Yahoo appears to have adopted a policy of putting its acquisitions to good use, with the announcement of Yahoo Web Analytics. Labeled a "business site analytics tool," the beta version of Yahoo Web Analytics reveals a clear initial focus for business and business Web sites, and some of its tools could put rivals like Google in the dark.
Yahoo Web Analytics arises as a result of its acquisition of IndexTools, a provider of analytics software for the Web aimed at online marketing. With this quick turnaround, even though it's a private beta for Yahoo's 150,000 client company Web sites, it is clear that Yahoo is scrambling to gain share in a market where it could be said to be stagnant a few years ago .
Yahoo's decision to buy IndexTools and the tools that Yahoo Web Analytics will include screams how much the company wants to take over the market. Specifically, Yahoo Web Analytics boasts of offering “near real-time” visualization and aggregation of information, something that, if true, would be a great advantage over the typical 8-12 hours lag of Google Analytics.
In addition to faster insights, Yahoo will provide all the raw data, rather than a periodic grouping of items, such as total page visitors. This access to data becomes quite significant with Yahoo's promise to present an API soon, another Google Analytics tool that cannot match, at least for now. This API will allow developers to access data and do things like group popular content, compare with other data sets, or export to back up or move information to another system.

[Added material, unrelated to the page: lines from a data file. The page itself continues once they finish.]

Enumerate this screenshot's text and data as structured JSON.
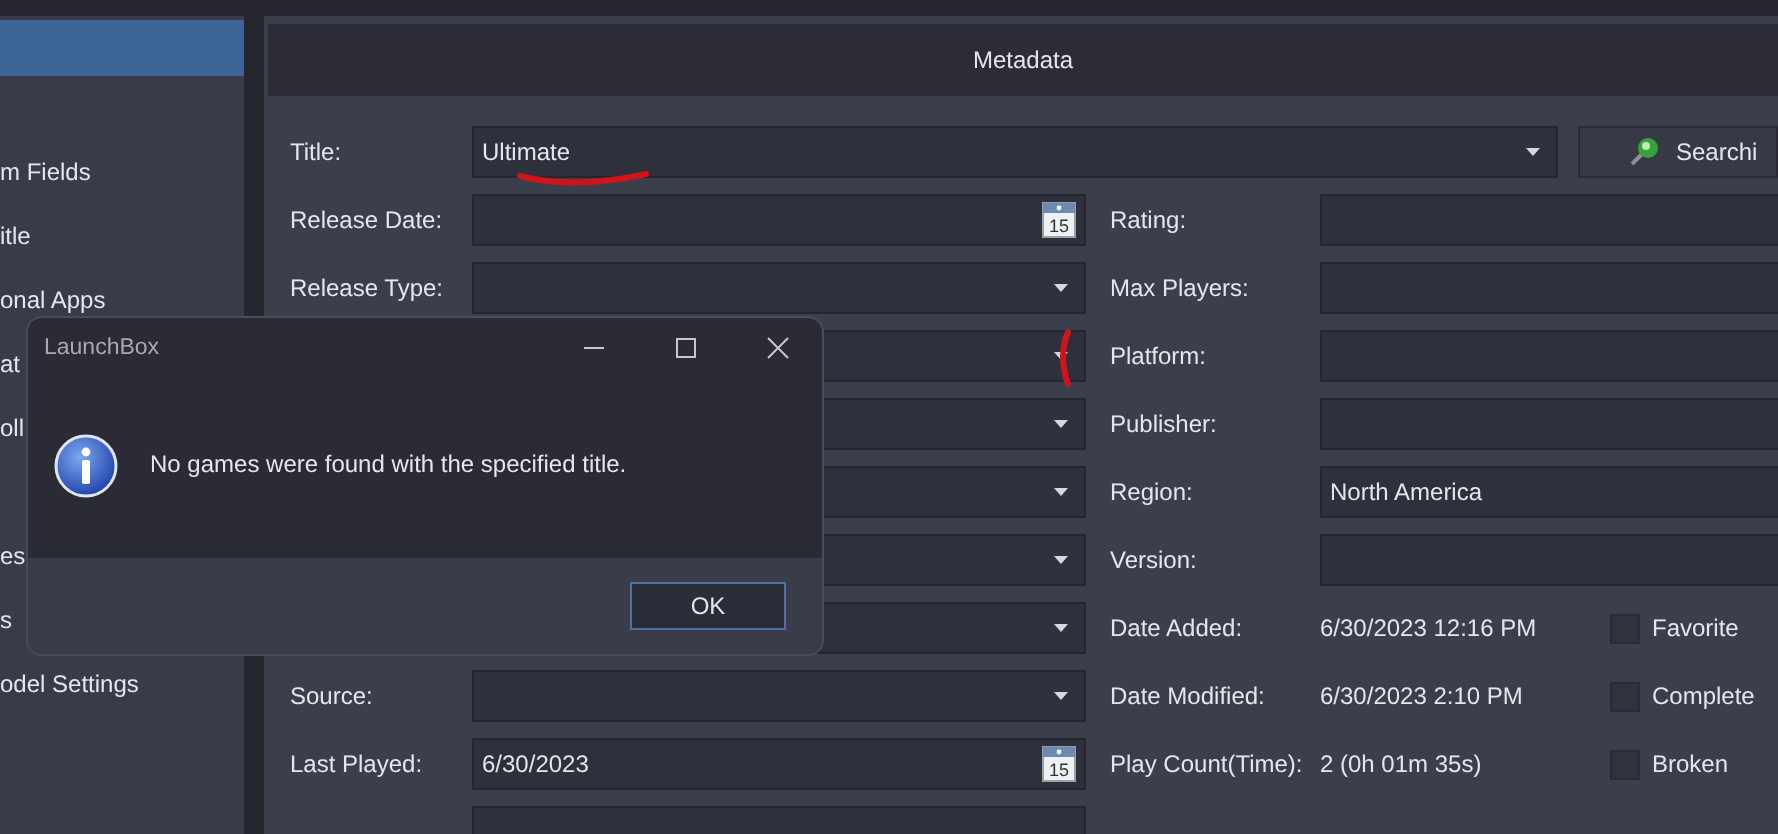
{
  "sidebar": {
    "items": [
      {
        "selected": true
      },
      {
        "label": "m Fields",
        "selected": false
      },
      {
        "label": "itle",
        "selected": false
      },
      {
        "label": "onal Apps",
        "selected": false
      },
      {
        "label": "at",
        "selected": false
      },
      {
        "label": "oll",
        "selected": false
      },
      {
        "selected": false
      },
      {
        "label": "es",
        "selected": false
      },
      {
        "label": "s",
        "selected": false
      },
      {
        "label": "odel Settings",
        "selected": false
      }
    ]
  },
  "metadata": {
    "header": "Metadata",
    "title": {
      "label": "Title:",
      "value": "Ultimate"
    },
    "search_button": "Searchi",
    "left_fields": [
      {
        "label": "Release Date:",
        "kind": "date",
        "icon_text": "15"
      },
      {
        "label": "Release Type:",
        "kind": "dropdown"
      },
      {
        "kind": "dropdown"
      },
      {
        "kind": "dropdown"
      },
      {
        "kind": "dropdown"
      },
      {
        "kind": "dropdown"
      },
      {
        "kind": "dropdown"
      },
      {
        "label": "Source:",
        "kind": "dropdown"
      },
      {
        "label": "Last Played:",
        "kind": "date",
        "value": "6/30/2023",
        "icon_text": "15"
      },
      {
        "kind": "text"
      }
    ],
    "right_fields": [
      {
        "label": "Rating:",
        "kind": "text"
      },
      {
        "label": "Max Players:",
        "kind": "text"
      },
      {
        "label": "Platform:",
        "kind": "text"
      },
      {
        "label": "Publisher:",
        "kind": "text"
      },
      {
        "label": "Region:",
        "kind": "text",
        "value": "North America"
      },
      {
        "label": "Version:",
        "kind": "text"
      },
      {
        "label": "Date Added:",
        "kind": "info",
        "value": "6/30/2023 12:16 PM",
        "checkbox": {
          "label": "Favorite",
          "checked": false
        }
      },
      {
        "label": "Date Modified:",
        "kind": "info",
        "value": "6/30/2023 2:10 PM",
        "checkbox": {
          "label": "Complete",
          "checked": false
        }
      },
      {
        "label": "Play Count(Time):",
        "kind": "info",
        "value": "2 (0h 01m 35s)",
        "checkbox": {
          "label": "Broken",
          "checked": false
        }
      }
    ]
  },
  "dialog": {
    "title": "LaunchBox",
    "message": "No games were found with the specified title.",
    "buttons": [
      "OK"
    ]
  }
}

However, as Yahoo's main rival in the field of free analytics, Google is unlikely not to respond to this challenge, especially since Yahoo now offers an attractive combination of hosting and analytics. If Yahoo wants to gain ground in this field, it must act quickly and open its beta to the rest of the market. Perhaps more importantly, you will need to provide the API to developers before Google offers an equivalent and customers lose the temptation to switch.